Search each line of the data for the word "describing"; copy every line where it is found.

→ Dataset extract
# # # #
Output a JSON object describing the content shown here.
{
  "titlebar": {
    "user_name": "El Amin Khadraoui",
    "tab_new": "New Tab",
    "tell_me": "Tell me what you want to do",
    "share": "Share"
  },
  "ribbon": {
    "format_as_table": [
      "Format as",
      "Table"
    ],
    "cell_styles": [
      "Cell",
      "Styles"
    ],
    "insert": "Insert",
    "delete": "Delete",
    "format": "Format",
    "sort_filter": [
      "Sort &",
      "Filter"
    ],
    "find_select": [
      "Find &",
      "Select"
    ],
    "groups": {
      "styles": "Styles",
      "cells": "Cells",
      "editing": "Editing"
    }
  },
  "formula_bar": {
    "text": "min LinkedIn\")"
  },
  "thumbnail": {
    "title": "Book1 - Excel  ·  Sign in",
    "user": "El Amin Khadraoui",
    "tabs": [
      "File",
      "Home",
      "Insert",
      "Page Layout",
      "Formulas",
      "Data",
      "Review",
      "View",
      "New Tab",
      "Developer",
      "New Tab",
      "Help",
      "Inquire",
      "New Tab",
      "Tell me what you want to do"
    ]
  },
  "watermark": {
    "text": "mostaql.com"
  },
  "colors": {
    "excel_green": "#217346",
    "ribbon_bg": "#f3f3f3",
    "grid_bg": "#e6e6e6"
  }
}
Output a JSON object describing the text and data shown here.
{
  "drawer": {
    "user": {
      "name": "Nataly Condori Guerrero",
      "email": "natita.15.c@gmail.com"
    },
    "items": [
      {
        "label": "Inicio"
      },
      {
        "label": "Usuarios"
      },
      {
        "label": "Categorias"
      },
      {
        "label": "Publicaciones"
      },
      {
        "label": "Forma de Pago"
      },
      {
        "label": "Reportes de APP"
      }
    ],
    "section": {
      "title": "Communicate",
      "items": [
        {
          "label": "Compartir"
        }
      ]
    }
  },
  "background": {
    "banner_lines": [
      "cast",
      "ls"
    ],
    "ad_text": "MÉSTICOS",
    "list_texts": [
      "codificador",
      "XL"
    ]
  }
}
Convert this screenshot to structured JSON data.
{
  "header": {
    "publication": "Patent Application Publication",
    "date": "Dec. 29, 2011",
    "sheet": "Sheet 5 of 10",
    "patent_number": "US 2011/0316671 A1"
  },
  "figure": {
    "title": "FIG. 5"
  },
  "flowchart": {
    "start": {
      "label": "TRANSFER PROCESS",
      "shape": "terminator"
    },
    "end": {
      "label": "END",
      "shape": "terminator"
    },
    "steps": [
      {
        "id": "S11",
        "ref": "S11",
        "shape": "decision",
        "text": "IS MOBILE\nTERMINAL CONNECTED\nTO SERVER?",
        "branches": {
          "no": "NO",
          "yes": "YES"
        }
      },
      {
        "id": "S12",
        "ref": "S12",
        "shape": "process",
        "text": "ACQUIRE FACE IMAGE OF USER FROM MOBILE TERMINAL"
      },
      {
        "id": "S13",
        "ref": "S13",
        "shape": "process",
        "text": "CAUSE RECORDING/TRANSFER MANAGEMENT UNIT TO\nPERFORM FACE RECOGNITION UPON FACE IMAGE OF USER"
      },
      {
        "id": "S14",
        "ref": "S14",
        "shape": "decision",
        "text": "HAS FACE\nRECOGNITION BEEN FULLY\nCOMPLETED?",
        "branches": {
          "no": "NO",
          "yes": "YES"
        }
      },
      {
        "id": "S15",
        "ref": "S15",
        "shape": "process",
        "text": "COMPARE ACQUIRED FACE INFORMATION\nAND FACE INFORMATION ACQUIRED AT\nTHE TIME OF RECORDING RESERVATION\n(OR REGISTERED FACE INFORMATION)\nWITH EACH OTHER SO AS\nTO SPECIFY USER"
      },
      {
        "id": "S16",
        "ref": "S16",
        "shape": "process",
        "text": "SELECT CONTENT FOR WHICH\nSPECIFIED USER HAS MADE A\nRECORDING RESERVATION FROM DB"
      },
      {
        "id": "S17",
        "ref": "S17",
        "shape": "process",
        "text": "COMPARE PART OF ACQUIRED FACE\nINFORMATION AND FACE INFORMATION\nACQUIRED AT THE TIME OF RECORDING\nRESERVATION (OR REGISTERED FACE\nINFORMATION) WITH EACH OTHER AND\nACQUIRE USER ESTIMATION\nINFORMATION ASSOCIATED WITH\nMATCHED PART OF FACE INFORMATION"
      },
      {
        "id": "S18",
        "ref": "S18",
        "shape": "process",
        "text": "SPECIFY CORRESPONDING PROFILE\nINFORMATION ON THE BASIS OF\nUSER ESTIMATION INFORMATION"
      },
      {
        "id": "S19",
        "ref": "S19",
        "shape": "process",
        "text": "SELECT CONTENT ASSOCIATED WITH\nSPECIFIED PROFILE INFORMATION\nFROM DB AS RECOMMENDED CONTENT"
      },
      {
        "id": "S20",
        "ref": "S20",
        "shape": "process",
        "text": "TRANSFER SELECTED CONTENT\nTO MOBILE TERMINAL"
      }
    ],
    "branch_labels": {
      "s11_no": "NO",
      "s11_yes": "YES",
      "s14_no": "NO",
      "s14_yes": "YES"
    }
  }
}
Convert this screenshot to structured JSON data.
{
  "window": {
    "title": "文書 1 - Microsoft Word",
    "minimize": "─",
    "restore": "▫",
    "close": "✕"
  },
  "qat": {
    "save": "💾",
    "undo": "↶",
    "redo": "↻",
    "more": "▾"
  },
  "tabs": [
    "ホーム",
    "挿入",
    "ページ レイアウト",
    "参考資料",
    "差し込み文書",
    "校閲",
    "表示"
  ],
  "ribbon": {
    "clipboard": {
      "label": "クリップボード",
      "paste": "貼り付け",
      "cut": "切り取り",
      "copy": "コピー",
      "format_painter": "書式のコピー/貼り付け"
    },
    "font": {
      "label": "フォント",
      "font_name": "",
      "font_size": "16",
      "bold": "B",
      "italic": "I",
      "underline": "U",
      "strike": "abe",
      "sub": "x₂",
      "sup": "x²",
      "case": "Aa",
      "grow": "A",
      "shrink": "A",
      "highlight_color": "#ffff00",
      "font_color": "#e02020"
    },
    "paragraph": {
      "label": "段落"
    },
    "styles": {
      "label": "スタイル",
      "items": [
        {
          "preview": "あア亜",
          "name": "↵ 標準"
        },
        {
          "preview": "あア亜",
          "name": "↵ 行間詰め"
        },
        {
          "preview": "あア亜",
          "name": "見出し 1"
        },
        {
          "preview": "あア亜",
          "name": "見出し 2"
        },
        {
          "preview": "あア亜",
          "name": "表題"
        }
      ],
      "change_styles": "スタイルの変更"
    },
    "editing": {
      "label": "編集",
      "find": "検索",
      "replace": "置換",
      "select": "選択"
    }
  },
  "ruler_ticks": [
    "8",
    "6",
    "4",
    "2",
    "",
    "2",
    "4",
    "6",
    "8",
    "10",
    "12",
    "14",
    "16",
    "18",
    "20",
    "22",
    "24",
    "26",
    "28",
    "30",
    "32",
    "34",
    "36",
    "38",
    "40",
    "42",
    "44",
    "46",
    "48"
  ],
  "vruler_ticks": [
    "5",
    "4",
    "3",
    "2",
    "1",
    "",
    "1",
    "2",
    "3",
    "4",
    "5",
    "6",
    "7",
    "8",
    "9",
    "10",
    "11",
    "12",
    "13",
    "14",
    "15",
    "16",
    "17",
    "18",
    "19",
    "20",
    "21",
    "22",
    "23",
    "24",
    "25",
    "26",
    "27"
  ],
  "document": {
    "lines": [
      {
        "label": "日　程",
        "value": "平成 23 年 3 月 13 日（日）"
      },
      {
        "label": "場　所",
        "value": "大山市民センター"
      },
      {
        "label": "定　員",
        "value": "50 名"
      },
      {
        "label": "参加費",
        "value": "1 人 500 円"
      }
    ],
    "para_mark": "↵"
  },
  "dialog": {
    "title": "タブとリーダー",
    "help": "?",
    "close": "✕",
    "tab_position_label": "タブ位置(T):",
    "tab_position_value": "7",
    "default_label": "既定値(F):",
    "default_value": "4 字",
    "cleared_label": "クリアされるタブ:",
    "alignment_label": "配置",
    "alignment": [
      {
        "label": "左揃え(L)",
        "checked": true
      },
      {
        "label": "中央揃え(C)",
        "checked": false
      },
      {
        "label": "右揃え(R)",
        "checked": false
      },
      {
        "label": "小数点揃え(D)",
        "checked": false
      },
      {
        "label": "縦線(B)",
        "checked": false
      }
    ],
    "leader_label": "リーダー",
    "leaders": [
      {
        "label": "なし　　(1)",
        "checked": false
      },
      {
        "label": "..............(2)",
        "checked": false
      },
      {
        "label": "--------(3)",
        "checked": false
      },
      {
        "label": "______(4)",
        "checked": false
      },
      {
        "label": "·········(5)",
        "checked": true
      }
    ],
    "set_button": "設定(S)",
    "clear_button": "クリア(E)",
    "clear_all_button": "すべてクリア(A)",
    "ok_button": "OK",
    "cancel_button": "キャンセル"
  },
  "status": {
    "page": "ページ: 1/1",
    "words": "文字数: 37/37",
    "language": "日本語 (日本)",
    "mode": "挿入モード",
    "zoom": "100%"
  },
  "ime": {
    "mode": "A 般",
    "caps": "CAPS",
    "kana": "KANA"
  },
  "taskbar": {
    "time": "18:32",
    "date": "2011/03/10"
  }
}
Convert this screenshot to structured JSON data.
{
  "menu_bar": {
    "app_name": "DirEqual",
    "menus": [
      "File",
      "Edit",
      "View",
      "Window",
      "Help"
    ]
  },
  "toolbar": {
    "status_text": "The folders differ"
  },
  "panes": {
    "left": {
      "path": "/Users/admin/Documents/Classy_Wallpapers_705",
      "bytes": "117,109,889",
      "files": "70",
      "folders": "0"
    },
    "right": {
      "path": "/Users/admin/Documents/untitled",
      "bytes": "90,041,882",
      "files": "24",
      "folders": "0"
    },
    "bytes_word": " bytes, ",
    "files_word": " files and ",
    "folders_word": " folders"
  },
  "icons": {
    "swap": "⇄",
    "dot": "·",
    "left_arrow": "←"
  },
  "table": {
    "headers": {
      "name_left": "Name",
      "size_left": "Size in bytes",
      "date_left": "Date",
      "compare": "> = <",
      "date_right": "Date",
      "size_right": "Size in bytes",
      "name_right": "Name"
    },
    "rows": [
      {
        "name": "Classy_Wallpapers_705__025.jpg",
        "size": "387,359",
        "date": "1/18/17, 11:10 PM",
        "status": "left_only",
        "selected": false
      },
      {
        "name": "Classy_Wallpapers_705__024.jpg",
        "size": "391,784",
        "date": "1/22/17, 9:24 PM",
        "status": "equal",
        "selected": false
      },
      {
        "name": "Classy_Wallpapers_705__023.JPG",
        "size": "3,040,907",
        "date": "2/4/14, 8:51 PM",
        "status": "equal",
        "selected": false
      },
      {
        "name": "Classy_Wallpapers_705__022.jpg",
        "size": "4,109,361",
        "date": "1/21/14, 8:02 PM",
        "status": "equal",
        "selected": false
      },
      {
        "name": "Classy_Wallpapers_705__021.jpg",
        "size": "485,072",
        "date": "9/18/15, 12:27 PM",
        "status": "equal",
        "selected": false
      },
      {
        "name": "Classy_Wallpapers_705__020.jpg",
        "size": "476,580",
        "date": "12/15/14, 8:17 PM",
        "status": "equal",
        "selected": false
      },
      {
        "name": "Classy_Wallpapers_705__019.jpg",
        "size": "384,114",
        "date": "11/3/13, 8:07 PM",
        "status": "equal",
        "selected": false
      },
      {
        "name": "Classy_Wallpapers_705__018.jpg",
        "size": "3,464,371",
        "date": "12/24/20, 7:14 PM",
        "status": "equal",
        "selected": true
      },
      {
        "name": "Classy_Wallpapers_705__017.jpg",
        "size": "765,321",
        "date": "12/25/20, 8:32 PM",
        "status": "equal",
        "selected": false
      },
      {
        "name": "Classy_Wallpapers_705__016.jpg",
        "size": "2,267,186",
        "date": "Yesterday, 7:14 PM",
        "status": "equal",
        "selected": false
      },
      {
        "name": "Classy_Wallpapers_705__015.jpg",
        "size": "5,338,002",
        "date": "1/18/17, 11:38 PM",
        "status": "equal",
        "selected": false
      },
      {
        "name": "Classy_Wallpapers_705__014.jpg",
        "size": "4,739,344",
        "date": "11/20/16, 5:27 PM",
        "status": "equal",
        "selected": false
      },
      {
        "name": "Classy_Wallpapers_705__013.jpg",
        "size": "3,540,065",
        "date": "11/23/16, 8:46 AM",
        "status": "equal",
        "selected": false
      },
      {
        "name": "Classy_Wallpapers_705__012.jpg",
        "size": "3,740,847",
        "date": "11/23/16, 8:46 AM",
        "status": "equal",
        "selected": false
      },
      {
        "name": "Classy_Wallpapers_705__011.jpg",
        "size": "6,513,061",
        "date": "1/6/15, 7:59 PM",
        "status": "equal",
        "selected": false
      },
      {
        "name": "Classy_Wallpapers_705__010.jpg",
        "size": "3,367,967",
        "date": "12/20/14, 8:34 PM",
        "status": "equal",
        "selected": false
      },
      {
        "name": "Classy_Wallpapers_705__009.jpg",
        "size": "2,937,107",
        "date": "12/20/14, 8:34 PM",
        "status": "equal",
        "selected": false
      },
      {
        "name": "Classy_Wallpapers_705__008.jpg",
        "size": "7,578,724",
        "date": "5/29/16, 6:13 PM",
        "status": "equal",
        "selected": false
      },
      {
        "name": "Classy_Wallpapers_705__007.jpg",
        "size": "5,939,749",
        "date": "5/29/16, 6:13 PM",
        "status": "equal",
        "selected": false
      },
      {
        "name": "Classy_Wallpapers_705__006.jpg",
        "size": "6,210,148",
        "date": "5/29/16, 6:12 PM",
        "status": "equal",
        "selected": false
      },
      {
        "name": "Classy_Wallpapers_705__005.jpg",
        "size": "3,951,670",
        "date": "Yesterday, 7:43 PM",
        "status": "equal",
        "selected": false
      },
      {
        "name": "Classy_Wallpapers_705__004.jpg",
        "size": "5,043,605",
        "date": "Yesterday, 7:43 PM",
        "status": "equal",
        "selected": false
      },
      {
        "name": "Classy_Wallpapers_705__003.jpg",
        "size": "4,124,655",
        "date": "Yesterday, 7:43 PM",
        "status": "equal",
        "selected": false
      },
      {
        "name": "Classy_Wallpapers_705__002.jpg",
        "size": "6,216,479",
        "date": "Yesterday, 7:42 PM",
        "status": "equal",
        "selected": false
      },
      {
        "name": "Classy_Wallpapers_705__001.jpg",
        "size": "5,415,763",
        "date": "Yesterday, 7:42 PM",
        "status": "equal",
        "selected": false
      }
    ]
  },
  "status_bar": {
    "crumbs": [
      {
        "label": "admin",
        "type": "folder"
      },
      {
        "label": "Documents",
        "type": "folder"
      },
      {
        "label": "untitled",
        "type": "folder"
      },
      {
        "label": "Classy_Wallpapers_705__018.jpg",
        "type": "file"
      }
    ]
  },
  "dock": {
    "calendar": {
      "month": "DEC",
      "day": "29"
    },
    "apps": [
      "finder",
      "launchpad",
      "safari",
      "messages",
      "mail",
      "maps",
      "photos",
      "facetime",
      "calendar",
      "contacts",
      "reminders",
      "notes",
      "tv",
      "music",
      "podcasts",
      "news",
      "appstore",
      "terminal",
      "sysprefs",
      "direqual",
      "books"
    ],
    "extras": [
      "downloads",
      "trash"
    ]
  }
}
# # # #
→ Reply
Output a JSON object describing the content shown here.
Output a JSON object describing the text and data shown here.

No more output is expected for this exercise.